== Material supplied

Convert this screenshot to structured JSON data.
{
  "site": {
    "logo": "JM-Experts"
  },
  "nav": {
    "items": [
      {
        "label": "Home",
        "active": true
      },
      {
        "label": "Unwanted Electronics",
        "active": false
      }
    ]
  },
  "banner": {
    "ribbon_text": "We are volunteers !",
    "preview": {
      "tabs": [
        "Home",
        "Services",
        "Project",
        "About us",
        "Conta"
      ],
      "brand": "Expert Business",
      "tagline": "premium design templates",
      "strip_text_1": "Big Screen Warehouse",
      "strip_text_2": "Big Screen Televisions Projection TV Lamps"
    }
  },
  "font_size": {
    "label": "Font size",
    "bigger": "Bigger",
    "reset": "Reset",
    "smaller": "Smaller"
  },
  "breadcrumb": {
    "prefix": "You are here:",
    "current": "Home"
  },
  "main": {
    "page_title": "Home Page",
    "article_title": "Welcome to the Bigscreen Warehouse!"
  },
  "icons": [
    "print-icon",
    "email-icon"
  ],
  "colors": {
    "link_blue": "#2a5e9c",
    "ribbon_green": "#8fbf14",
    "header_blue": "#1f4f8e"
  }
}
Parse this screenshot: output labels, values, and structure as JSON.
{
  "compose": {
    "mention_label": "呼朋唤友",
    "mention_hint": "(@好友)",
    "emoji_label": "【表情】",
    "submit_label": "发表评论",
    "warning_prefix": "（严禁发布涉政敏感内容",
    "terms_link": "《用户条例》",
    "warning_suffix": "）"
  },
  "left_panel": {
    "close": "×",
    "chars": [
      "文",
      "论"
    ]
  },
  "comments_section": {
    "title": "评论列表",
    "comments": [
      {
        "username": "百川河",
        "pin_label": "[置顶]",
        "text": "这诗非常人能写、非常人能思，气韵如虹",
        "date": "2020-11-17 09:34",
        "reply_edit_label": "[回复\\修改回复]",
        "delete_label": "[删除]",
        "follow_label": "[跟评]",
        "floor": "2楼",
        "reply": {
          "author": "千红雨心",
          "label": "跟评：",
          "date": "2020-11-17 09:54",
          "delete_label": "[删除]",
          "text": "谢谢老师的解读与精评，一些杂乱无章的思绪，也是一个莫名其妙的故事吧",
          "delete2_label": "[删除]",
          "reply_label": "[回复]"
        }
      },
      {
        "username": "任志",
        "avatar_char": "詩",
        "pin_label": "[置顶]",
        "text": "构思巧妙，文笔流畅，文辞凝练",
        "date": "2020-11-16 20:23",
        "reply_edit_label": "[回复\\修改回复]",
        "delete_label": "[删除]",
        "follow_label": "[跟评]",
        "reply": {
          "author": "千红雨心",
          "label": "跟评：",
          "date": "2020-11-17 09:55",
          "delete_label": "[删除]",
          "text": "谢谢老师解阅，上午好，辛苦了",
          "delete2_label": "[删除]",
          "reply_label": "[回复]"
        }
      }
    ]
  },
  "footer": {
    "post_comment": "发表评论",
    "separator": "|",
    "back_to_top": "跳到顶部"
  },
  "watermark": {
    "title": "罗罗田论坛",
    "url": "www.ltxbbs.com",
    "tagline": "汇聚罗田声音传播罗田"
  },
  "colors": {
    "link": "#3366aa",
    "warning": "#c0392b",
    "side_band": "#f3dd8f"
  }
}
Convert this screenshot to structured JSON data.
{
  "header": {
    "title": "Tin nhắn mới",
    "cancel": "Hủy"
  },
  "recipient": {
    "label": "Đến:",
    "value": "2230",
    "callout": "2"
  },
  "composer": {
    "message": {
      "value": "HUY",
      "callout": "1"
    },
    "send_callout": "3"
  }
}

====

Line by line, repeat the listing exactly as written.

Convert this screenshot to structured JSON data.
{
  "site": {
    "logo": "JM-Experts"
  },
  "nav": {
    "items": [
      {
        "label": "Home",
        "active": true
      },
      {
        "label": "Unwanted Electronics",
        "active": false
      }
    ]
  },
  "banner": {
    "ribbon_text": "We are volunteers !",
    "preview": {
      "tabs": [
        "Home",
        "Services",
        "Project",
        "About us",
        "Conta"
      ],
      "brand": "Expert Business",
      "tagline": "premium design templates",
      "strip_text_1": "Big Screen Warehouse",
      "strip_text_2": "Big Screen Televisions Projection TV Lamps"
    }
  },
  "font_size": {
    "label": "Font size",
    "bigger": "Bigger",
    "reset": "Reset",
    "smaller": "Smaller"
  },
  "breadcrumb": {
    "prefix": "You are here:",
    "current": "Home"
  },
  "main": {
    "page_title": "Home Page",
    "article_title": "Welcome to the Bigscreen Warehouse!"
  },
  "icons": [
    "print-icon",
    "email-icon"
  ],
  "colors": {
    "link_blue": "#2a5e9c",
    "ribbon_green": "#8fbf14",
    "header_blue": "#1f4f8e"
  }
}
Parse this screenshot: output labels, values, and structure as JSON.
{
  "compose": {
    "mention_label": "呼朋唤友",
    "mention_hint": "(@好友)",
    "emoji_label": "【表情】",
    "submit_label": "发表评论",
    "warning_prefix": "（严禁发布涉政敏感内容",
    "terms_link": "《用户条例》",
    "warning_suffix": "）"
  },
  "left_panel": {
    "close": "×",
    "chars": [
      "文",
      "论"
    ]
  },
  "comments_section": {
    "title": "评论列表",
    "comments": [
      {
        "username": "百川河",
        "pin_label": "[置顶]",
        "text": "这诗非常人能写、非常人能思，气韵如虹",
        "date": "2020-11-17 09:34",
        "reply_edit_label": "[回复\\修改回复]",
        "delete_label": "[删除]",
        "follow_label": "[跟评]",
        "floor": "2楼",
        "reply": {
          "author": "千红雨心",
          "label": "跟评：",
          "date": "2020-11-17 09:54",
          "delete_label": "[删除]",
          "text": "谢谢老师的解读与精评，一些杂乱无章的思绪，也是一个莫名其妙的故事吧",
          "delete2_label": "[删除]",
          "reply_label": "[回复]"
        }
      },
      {
        "username": "任志",
        "avatar_char": "詩",
        "pin_label": "[置顶]",
        "text": "构思巧妙，文笔流畅，文辞凝练",
        "date": "2020-11-16 20:23",
        "reply_edit_label": "[回复\\修改回复]",
        "delete_label": "[删除]",
        "follow_label": "[跟评]",
        "reply": {
          "author": "千红雨心",
          "label": "跟评：",
          "date": "2020-11-17 09:55",
          "delete_label": "[删除]",
          "text": "谢谢老师解阅，上午好，辛苦了",
          "delete2_label": "[删除]",
          "reply_label": "[回复]"
        }
      }
    ]
  },
  "footer": {
    "post_comment": "发表评论",
    "separator": "|",
    "back_to_top": "跳到顶部"
  },
  "watermark": {
    "title": "罗罗田论坛",
    "url": "www.ltxbbs.com",
    "tagline": "汇聚罗田声音传播罗田"
  },
  "colors": {
    "link": "#3366aa",
    "warning": "#c0392b",
    "side_band": "#f3dd8f"
  }
}
Convert this screenshot to structured JSON data.
{
  "header": {
    "title": "Tin nhắn mới",
    "cancel": "Hủy"
  },
  "recipient": {
    "label": "Đến:",
    "value": "2230",
    "callout": "2"
  },
  "composer": {
    "message": {
      "value": "HUY",
      "callout": "1"
    },
    "send_callout": "3"
  }
}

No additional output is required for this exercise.